Exercise input »

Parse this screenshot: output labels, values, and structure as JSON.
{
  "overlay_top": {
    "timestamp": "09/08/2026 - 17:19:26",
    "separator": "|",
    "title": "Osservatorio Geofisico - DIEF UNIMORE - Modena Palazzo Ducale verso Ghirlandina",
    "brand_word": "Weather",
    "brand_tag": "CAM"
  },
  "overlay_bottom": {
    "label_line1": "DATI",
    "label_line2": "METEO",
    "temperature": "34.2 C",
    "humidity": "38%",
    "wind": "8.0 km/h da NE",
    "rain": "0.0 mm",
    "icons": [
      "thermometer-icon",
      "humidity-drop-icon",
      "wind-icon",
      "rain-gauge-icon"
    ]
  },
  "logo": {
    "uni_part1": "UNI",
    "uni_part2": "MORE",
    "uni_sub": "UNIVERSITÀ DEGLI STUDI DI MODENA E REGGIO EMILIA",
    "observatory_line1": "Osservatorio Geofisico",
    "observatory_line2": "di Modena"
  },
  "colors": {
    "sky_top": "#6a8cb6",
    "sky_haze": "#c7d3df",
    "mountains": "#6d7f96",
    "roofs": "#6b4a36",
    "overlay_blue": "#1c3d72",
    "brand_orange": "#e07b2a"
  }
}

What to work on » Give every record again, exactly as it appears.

Output below »
Parse this screenshot: output labels, values, and structure as JSON.
{
  "overlay_top": {
    "timestamp": "09/08/2026 - 17:19:26",
    "separator": "|",
    "title": "Osservatorio Geofisico - DIEF UNIMORE - Modena Palazzo Ducale verso Ghirlandina",
    "brand_word": "Weather",
    "brand_tag": "CAM"
  },
  "overlay_bottom": {
    "label_line1": "DATI",
    "label_line2": "METEO",
    "temperature": "34.2 C",
    "humidity": "38%",
    "wind": "8.0 km/h da NE",
    "rain": "0.0 mm",
    "icons": [
      "thermometer-icon",
      "humidity-drop-icon",
      "wind-icon",
      "rain-gauge-icon"
    ]
  },
  "logo": {
    "uni_part1": "UNI",
    "uni_part2": "MORE",
    "uni_sub": "UNIVERSITÀ DEGLI STUDI DI MODENA E REGGIO EMILIA",
    "observatory_line1": "Osservatorio Geofisico",
    "observatory_line2": "di Modena"
  },
  "colors": {
    "sky_top": "#6a8cb6",
    "sky_haze": "#c7d3df",
    "mountains": "#6d7f96",
    "roofs": "#6b4a36",
    "overlay_blue": "#1c3d72",
    "brand_orange": "#e07b2a"
  }
}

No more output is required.